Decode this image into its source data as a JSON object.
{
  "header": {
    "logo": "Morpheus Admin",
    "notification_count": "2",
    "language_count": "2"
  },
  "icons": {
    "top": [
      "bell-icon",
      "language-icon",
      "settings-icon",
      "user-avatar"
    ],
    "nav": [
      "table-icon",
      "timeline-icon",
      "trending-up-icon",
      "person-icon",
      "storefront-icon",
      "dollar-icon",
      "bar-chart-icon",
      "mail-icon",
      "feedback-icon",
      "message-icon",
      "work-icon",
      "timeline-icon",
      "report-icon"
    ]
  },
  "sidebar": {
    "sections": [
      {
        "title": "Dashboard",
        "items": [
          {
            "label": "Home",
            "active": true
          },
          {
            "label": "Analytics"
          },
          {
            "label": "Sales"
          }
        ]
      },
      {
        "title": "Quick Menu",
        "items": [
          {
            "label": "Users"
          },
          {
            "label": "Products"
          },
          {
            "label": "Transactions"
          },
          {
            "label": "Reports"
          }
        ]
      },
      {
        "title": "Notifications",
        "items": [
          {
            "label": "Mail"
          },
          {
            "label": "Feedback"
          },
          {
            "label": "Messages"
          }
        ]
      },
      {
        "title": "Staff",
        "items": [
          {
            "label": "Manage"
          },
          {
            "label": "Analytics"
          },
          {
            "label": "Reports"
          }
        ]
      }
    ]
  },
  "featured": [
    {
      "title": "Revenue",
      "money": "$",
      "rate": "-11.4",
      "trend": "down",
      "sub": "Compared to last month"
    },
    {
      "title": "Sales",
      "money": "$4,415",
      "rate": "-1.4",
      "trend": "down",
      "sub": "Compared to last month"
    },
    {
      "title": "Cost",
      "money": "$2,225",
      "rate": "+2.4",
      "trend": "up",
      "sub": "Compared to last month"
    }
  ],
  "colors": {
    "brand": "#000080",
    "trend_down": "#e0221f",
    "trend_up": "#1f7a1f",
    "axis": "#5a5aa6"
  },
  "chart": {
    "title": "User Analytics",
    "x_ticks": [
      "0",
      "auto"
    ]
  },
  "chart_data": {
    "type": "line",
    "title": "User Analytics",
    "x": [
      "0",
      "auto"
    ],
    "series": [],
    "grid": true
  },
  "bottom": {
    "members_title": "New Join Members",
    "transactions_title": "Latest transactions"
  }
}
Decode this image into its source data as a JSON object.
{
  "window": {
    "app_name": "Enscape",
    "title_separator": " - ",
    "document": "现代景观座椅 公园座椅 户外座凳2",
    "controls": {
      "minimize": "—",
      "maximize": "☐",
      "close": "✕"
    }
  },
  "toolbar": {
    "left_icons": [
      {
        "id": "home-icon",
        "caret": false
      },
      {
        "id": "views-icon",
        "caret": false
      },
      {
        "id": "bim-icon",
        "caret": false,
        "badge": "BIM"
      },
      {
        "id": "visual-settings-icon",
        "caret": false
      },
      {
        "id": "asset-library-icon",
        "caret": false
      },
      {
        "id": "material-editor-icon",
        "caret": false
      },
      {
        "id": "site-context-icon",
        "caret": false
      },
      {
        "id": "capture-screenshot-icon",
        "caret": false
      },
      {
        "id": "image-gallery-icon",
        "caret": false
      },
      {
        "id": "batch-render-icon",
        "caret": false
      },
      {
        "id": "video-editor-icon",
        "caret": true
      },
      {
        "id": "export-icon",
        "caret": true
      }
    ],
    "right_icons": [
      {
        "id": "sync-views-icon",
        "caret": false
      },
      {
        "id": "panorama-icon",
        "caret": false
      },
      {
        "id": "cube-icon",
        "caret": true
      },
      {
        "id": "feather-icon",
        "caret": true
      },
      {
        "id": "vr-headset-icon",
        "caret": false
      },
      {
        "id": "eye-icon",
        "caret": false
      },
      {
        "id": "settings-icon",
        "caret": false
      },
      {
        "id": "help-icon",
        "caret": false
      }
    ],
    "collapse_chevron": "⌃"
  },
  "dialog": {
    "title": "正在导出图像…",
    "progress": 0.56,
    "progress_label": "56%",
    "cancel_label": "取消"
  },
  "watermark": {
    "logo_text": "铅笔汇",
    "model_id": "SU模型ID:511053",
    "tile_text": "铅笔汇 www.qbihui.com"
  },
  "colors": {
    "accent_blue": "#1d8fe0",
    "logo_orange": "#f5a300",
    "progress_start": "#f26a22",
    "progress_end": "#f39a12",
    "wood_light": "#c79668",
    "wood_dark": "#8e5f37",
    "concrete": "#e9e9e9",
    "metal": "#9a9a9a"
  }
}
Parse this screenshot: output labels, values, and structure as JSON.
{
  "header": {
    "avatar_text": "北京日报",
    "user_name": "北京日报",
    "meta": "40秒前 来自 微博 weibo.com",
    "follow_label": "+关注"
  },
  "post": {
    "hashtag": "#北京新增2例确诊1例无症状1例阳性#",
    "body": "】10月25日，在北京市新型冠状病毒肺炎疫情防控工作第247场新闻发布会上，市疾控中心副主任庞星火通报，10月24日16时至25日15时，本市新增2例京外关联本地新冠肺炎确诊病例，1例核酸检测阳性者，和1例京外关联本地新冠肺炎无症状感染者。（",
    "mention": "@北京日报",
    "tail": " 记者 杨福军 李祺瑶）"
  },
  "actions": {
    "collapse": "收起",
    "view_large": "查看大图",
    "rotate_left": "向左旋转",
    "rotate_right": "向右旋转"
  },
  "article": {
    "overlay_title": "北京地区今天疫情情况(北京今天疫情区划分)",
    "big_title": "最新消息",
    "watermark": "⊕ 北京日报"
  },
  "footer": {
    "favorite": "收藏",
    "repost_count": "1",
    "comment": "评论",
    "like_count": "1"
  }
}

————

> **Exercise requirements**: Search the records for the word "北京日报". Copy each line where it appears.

> **Solution**:
    "avatar_text": "北京日报",
    "user_name": "北京日报",
    "mention": "@北京日报",
    "watermark": "⊕ 北京日报"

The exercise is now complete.